/---

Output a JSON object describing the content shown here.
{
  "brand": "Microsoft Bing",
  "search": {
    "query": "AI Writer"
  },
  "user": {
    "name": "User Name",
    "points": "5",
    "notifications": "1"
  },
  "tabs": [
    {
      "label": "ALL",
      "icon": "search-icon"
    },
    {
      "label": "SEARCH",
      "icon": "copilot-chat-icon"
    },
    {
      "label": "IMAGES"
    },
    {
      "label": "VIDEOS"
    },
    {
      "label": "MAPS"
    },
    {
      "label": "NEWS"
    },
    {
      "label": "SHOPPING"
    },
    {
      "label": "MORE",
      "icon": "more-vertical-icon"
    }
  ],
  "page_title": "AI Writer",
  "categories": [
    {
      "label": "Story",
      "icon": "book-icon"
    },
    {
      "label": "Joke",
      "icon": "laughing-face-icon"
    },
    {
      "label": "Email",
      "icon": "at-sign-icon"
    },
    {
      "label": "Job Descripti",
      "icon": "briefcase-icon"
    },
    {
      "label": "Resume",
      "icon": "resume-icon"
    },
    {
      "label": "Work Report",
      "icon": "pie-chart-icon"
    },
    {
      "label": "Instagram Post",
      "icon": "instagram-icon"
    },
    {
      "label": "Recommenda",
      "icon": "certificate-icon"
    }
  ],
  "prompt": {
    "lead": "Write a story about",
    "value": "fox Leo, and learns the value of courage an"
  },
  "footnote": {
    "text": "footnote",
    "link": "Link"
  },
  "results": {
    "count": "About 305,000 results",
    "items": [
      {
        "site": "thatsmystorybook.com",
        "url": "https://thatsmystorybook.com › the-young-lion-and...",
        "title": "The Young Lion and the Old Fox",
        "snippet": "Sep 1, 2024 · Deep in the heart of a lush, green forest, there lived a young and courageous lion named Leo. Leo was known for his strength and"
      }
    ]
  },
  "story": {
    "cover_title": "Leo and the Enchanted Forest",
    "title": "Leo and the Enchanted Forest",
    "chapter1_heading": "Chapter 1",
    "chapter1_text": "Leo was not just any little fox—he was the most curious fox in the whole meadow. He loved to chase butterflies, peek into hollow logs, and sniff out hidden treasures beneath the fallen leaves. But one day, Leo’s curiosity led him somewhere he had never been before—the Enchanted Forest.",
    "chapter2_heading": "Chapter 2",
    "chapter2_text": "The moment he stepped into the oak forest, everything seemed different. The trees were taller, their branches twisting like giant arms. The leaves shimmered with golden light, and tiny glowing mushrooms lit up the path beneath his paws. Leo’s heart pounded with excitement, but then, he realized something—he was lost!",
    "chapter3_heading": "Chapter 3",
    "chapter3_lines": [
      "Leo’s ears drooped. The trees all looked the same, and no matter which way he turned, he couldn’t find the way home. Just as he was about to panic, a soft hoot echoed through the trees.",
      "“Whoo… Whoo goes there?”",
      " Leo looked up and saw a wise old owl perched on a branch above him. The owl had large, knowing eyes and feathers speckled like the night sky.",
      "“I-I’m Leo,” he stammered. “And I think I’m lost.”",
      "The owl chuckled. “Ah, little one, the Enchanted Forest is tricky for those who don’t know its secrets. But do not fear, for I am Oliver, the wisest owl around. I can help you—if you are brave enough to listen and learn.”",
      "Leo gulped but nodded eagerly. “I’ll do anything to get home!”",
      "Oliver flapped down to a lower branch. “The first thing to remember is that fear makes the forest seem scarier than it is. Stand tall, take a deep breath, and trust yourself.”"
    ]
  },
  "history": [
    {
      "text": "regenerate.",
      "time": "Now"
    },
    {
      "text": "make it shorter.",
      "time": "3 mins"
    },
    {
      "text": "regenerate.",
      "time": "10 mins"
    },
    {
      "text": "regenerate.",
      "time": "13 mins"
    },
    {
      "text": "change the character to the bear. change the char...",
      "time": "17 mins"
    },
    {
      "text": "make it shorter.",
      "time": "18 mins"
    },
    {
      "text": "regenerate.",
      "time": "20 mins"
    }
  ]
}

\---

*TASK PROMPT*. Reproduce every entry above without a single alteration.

*RESPONSE TO THE TASK*.
Output a JSON object describing the content shown here.
{
  "brand": "Microsoft Bing",
  "search": {
    "query": "AI Writer"
  },
  "user": {
    "name": "User Name",
    "points": "5",
    "notifications": "1"
  },
  "tabs": [
    {
      "label": "ALL",
      "icon": "search-icon"
    },
    {
      "label": "SEARCH",
      "icon": "copilot-chat-icon"
    },
    {
      "label": "IMAGES"
    },
    {
      "label": "VIDEOS"
    },
    {
      "label": "MAPS"
    },
    {
      "label": "NEWS"
    },
    {
      "label": "SHOPPING"
    },
    {
      "label": "MORE",
      "icon": "more-vertical-icon"
    }
  ],
  "page_title": "AI Writer",
  "categories": [
    {
      "label": "Story",
      "icon": "book-icon"
    },
    {
      "label": "Joke",
      "icon": "laughing-face-icon"
    },
    {
      "label": "Email",
      "icon": "at-sign-icon"
    },
    {
      "label": "Job Descripti",
      "icon": "briefcase-icon"
    },
    {
      "label": "Resume",
      "icon": "resume-icon"
    },
    {
      "label": "Work Report",
      "icon": "pie-chart-icon"
    },
    {
      "label": "Instagram Post",
      "icon": "instagram-icon"
    },
    {
      "label": "Recommenda",
      "icon": "certificate-icon"
    }
  ],
  "prompt": {
    "lead": "Write a story about",
    "value": "fox Leo, and learns the value of courage an"
  },
  "footnote": {
    "text": "footnote",
    "link": "Link"
  },
  "results": {
    "count": "About 305,000 results",
    "items": [
      {
        "site": "thatsmystorybook.com",
        "url": "https://thatsmystorybook.com › the-young-lion-and...",
        "title": "The Young Lion and the Old Fox",
        "snippet": "Sep 1, 2024 · Deep in the heart of a lush, green forest, there lived a young and courageous lion named Leo. Leo was known for his strength and"
      }
    ]
  },
  "story": {
    "cover_title": "Leo and the Enchanted Forest",
    "title": "Leo and the Enchanted Forest",
    "chapter1_heading": "Chapter 1",
    "chapter1_text": "Leo was not just any little fox—he was the most curious fox in the whole meadow. He loved to chase butterflies, peek into hollow logs, and sniff out hidden treasures beneath the fallen leaves. But one day, Leo’s curiosity led him somewhere he had never been before—the Enchanted Forest.",
    "chapter2_heading": "Chapter 2",
    "chapter2_text": "The moment he stepped into the oak forest, everything seemed different. The trees were taller, their branches twisting like giant arms. The leaves shimmered with golden light, and tiny glowing mushrooms lit up the path beneath his paws. Leo’s heart pounded with excitement, but then, he realized something—he was lost!",
    "chapter3_heading": "Chapter 3",
    "chapter3_lines": [
      "Leo’s ears drooped. The trees all looked the same, and no matter which way he turned, he couldn’t find the way home. Just as he was about to panic, a soft hoot echoed through the trees.",
      "“Whoo… Whoo goes there?”",
      " Leo looked up and saw a wise old owl perched on a branch above him. The owl had large, knowing eyes and feathers speckled like the night sky.",
      "“I-I’m Leo,” he stammered. “And I think I’m lost.”",
      "The owl chuckled. “Ah, little one, the Enchanted Forest is tricky for those who don’t know its secrets. But do not fear, for I am Oliver, the wisest owl around. I can help you—if you are brave enough to listen and learn.”",
      "Leo gulped but nodded eagerly. “I’ll do anything to get home!”",
      "Oliver flapped down to a lower branch. “The first thing to remember is that fear makes the forest seem scarier than it is. Stand tall, take a deep breath, and trust yourself.”"
    ]
  },
  "history": [
    {
      "text": "regenerate.",
      "time": "Now"
    },
    {
      "text": "make it shorter.",
      "time": "3 mins"
    },
    {
      "text": "regenerate.",
      "time": "10 mins"
    },
    {
      "text": "regenerate.",
      "time": "13 mins"
    },
    {
      "text": "change the character to the bear. change the char...",
      "time": "17 mins"
    },
    {
      "text": "make it shorter.",
      "time": "18 mins"
    },
    {
      "text": "regenerate.",
      "time": "20 mins"
    }
  ]
}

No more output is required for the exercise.